> Records to process
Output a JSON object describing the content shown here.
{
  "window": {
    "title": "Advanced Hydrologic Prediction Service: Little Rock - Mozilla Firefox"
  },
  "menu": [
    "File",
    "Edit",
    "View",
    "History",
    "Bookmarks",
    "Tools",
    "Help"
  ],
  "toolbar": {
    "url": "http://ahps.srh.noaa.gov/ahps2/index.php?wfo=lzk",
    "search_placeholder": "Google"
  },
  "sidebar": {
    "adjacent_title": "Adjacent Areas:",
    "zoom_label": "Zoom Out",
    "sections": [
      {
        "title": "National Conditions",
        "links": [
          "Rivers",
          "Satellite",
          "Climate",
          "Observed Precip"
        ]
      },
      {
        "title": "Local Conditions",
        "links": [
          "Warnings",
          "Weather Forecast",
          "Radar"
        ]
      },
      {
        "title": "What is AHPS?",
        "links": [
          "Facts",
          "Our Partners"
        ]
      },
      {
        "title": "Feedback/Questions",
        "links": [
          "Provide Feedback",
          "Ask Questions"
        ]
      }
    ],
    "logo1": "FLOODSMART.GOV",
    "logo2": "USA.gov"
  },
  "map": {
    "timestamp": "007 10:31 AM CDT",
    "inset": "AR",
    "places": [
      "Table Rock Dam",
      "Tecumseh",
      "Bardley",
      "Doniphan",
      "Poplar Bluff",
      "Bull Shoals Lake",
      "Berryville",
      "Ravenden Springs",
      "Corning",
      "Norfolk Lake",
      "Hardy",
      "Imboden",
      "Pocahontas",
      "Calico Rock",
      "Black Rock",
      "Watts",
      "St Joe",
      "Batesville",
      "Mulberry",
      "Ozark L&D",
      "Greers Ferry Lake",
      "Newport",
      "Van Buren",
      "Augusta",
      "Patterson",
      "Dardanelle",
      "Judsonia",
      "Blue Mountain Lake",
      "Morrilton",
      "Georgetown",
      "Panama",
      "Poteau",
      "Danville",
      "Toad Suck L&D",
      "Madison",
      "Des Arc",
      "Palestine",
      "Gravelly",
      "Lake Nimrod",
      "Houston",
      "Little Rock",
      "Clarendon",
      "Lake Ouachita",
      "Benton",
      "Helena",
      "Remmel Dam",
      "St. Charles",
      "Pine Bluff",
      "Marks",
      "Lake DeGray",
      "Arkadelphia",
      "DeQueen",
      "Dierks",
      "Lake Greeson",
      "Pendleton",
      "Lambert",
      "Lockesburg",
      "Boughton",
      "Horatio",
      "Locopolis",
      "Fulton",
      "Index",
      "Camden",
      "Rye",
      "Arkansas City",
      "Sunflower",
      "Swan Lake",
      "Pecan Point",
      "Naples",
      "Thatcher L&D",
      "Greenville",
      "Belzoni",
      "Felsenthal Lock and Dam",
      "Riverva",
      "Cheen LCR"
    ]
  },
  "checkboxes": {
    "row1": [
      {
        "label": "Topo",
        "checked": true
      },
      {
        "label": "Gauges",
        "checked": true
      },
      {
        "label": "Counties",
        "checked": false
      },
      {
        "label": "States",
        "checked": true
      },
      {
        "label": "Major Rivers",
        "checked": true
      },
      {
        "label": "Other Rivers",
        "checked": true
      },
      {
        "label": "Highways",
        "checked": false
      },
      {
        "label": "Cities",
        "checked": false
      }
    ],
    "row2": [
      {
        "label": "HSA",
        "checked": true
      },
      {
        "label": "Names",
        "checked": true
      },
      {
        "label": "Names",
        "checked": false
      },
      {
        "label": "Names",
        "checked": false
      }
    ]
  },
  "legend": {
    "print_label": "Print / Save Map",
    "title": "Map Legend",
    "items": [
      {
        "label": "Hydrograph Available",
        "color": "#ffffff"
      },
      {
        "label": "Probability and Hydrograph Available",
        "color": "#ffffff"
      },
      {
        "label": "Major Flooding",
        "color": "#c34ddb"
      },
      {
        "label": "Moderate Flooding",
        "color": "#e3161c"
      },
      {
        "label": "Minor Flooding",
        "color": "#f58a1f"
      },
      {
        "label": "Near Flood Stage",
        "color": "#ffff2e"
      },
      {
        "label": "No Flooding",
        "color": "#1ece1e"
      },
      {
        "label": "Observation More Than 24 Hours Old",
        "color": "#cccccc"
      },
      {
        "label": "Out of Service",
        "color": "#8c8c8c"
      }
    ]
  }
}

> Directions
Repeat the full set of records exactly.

> Answer space
Output a JSON object describing the content shown here.
{
  "window": {
    "title": "Advanced Hydrologic Prediction Service: Little Rock - Mozilla Firefox"
  },
  "menu": [
    "File",
    "Edit",
    "View",
    "History",
    "Bookmarks",
    "Tools",
    "Help"
  ],
  "toolbar": {
    "url": "http://ahps.srh.noaa.gov/ahps2/index.php?wfo=lzk",
    "search_placeholder": "Google"
  },
  "sidebar": {
    "adjacent_title": "Adjacent Areas:",
    "zoom_label": "Zoom Out",
    "sections": [
      {
        "title": "National Conditions",
        "links": [
          "Rivers",
          "Satellite",
          "Climate",
          "Observed Precip"
        ]
      },
      {
        "title": "Local Conditions",
        "links": [
          "Warnings",
          "Weather Forecast",
          "Radar"
        ]
      },
      {
        "title": "What is AHPS?",
        "links": [
          "Facts",
          "Our Partners"
        ]
      },
      {
        "title": "Feedback/Questions",
        "links": [
          "Provide Feedback",
          "Ask Questions"
        ]
      }
    ],
    "logo1": "FLOODSMART.GOV",
    "logo2": "USA.gov"
  },
  "map": {
    "timestamp": "007 10:31 AM CDT",
    "inset": "AR",
    "places": [
      "Table Rock Dam",
      "Tecumseh",
      "Bardley",
      "Doniphan",
      "Poplar Bluff",
      "Bull Shoals Lake",
      "Berryville",
      "Ravenden Springs",
      "Corning",
      "Norfolk Lake",
      "Hardy",
      "Imboden",
      "Pocahontas",
      "Calico Rock",
      "Black Rock",
      "Watts",
      "St Joe",
      "Batesville",
      "Mulberry",
      "Ozark L&D",
      "Greers Ferry Lake",
      "Newport",
      "Van Buren",
      "Augusta",
      "Patterson",
      "Dardanelle",
      "Judsonia",
      "Blue Mountain Lake",
      "Morrilton",
      "Georgetown",
      "Panama",
      "Poteau",
      "Danville",
      "Toad Suck L&D",
      "Madison",
      "Des Arc",
      "Palestine",
      "Gravelly",
      "Lake Nimrod",
      "Houston",
      "Little Rock",
      "Clarendon",
      "Lake Ouachita",
      "Benton",
      "Helena",
      "Remmel Dam",
      "St. Charles",
      "Pine Bluff",
      "Marks",
      "Lake DeGray",
      "Arkadelphia",
      "DeQueen",
      "Dierks",
      "Lake Greeson",
      "Pendleton",
      "Lambert",
      "Lockesburg",
      "Boughton",
      "Horatio",
      "Locopolis",
      "Fulton",
      "Index",
      "Camden",
      "Rye",
      "Arkansas City",
      "Sunflower",
      "Swan Lake",
      "Pecan Point",
      "Naples",
      "Thatcher L&D",
      "Greenville",
      "Belzoni",
      "Felsenthal Lock and Dam",
      "Riverva",
      "Cheen LCR"
    ]
  },
  "checkboxes": {
    "row1": [
      {
        "label": "Topo",
        "checked": true
      },
      {
        "label": "Gauges",
        "checked": true
      },
      {
        "label": "Counties",
        "checked": false
      },
      {
        "label": "States",
        "checked": true
      },
      {
        "label": "Major Rivers",
        "checked": true
      },
      {
        "label": "Other Rivers",
        "checked": true
      },
      {
        "label": "Highways",
        "checked": false
      },
      {
        "label": "Cities",
        "checked": false
      }
    ],
    "row2": [
      {
        "label": "HSA",
        "checked": true
      },
      {
        "label": "Names",
        "checked": true
      },
      {
        "label": "Names",
        "checked": false
      },
      {
        "label": "Names",
        "checked": false
      }
    ]
  },
  "legend": {
    "print_label": "Print / Save Map",
    "title": "Map Legend",
    "items": [
      {
        "label": "Hydrograph Available",
        "color": "#ffffff"
      },
      {
        "label": "Probability and Hydrograph Available",
        "color": "#ffffff"
      },
      {
        "label": "Major Flooding",
        "color": "#c34ddb"
      },
      {
        "label": "Moderate Flooding",
        "color": "#e3161c"
      },
      {
        "label": "Minor Flooding",
        "color": "#f58a1f"
      },
      {
        "label": "Near Flood Stage",
        "color": "#ffff2e"
      },
      {
        "label": "No Flooding",
        "color": "#1ece1e"
      },
      {
        "label": "Observation More Than 24 Hours Old",
        "color": "#cccccc"
      },
      {
        "label": "Out of Service",
        "color": "#8c8c8c"
      }
    ]
  }
}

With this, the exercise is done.